* _Aim of the exercise_
The data that follows is to be given again, exactly as written.
==== Data excerpts
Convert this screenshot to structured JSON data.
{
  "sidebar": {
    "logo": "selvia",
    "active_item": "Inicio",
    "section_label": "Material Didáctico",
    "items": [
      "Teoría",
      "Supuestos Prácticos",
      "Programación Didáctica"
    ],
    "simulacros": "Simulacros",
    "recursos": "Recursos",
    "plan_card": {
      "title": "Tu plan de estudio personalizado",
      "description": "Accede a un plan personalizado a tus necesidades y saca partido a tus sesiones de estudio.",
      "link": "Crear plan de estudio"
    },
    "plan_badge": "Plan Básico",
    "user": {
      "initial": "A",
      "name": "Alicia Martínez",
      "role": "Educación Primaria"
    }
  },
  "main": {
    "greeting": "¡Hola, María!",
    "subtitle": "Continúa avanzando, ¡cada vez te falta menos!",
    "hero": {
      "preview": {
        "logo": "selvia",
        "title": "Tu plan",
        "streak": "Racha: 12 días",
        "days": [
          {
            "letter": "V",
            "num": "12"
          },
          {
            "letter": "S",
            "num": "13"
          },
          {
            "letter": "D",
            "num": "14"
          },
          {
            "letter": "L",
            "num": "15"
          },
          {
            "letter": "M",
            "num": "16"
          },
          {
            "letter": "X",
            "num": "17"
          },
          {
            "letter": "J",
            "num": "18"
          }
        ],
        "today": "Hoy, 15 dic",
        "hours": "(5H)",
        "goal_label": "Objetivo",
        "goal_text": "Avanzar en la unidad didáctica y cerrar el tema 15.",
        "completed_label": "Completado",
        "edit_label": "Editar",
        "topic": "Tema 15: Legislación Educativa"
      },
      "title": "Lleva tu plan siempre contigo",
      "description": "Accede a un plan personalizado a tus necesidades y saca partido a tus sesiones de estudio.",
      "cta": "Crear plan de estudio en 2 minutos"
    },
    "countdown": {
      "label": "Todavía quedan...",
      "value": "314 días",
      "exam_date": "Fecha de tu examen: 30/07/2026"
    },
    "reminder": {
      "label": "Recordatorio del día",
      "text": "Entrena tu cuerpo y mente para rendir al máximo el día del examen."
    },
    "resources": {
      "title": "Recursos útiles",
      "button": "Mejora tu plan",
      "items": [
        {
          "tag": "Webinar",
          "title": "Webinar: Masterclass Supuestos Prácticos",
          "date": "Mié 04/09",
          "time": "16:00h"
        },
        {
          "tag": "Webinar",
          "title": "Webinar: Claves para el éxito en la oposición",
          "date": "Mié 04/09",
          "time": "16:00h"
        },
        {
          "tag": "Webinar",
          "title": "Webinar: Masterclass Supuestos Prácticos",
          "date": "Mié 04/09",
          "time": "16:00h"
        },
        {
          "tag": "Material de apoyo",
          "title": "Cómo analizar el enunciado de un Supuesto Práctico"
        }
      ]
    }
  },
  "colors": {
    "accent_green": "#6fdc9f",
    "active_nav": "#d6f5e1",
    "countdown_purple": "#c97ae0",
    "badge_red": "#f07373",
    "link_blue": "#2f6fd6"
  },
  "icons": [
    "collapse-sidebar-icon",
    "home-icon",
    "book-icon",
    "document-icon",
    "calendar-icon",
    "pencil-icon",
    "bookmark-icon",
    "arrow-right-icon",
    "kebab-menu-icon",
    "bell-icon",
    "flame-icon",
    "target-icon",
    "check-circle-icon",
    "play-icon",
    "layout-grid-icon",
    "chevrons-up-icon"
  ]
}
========
* _Answer space_
Convert this screenshot to structured JSON data.
{
  "sidebar": {
    "logo": "selvia",
    "active_item": "Inicio",
    "section_label": "Material Didáctico",
    "items": [
      "Teoría",
      "Supuestos Prácticos",
      "Programación Didáctica"
    ],
    "simulacros": "Simulacros",
    "recursos": "Recursos",
    "plan_card": {
      "title": "Tu plan de estudio personalizado",
      "description": "Accede a un plan personalizado a tus necesidades y saca partido a tus sesiones de estudio.",
      "link": "Crear plan de estudio"
    },
    "plan_badge": "Plan Básico",
    "user": {
      "initial": "A",
      "name": "Alicia Martínez",
      "role": "Educación Primaria"
    }
  },
  "main": {
    "greeting": "¡Hola, María!",
    "subtitle": "Continúa avanzando, ¡cada vez te falta menos!",
    "hero": {
      "preview": {
        "logo": "selvia",
        "title": "Tu plan",
        "streak": "Racha: 12 días",
        "days": [
          {
            "letter": "V",
            "num": "12"
          },
          {
            "letter": "S",
            "num": "13"
          },
          {
            "letter": "D",
            "num": "14"
          },
          {
            "letter": "L",
            "num": "15"
          },
          {
            "letter": "M",
            "num": "16"
          },
          {
            "letter": "X",
            "num": "17"
          },
          {
            "letter": "J",
            "num": "18"
          }
        ],
        "today": "Hoy, 15 dic",
        "hours": "(5H)",
        "goal_label": "Objetivo",
        "goal_text": "Avanzar en la unidad didáctica y cerrar el tema 15.",
        "completed_label": "Completado",
        "edit_label": "Editar",
        "topic": "Tema 15: Legislación Educativa"
      },
      "title": "Lleva tu plan siempre contigo",
      "description": "Accede a un plan personalizado a tus necesidades y saca partido a tus sesiones de estudio.",
      "cta": "Crear plan de estudio en 2 minutos"
    },
    "countdown": {
      "label": "Todavía quedan...",
      "value": "314 días",
      "exam_date": "Fecha de tu examen: 30/07/2026"
    },
    "reminder": {
      "label": "Recordatorio del día",
      "text": "Entrena tu cuerpo y mente para rendir al máximo el día del examen."
    },
    "resources": {
      "title": "Recursos útiles",
      "button": "Mejora tu plan",
      "items": [
        {
          "tag": "Webinar",
          "title": "Webinar: Masterclass Supuestos Prácticos",
          "date": "Mié 04/09",
          "time": "16:00h"
        },
        {
          "tag": "Webinar",
          "title": "Webinar: Claves para el éxito en la oposición",
          "date": "Mié 04/09",
          "time": "16:00h"
        },
        {
          "tag": "Webinar",
          "title": "Webinar: Masterclass Supuestos Prácticos",
          "date": "Mié 04/09",
          "time": "16:00h"
        },
        {
          "tag": "Material de apoyo",
          "title": "Cómo analizar el enunciado de un Supuesto Práctico"
        }
      ]
    }
  },
  "colors": {
    "accent_green": "#6fdc9f",
    "active_nav": "#d6f5e1",
    "countdown_purple": "#c97ae0",
    "badge_red": "#f07373",
    "link_blue": "#2f6fd6"
  },
  "icons": [
    "collapse-sidebar-icon",
    "home-icon",
    "book-icon",
    "document-icon",
    "calendar-icon",
    "pencil-icon",
    "bookmark-icon",
    "arrow-right-icon",
    "kebab-menu-icon",
    "bell-icon",
    "flame-icon",
    "target-icon",
    "check-circle-icon",
    "play-icon",
    "layout-grid-icon",
    "chevrons-up-icon"
  ]
}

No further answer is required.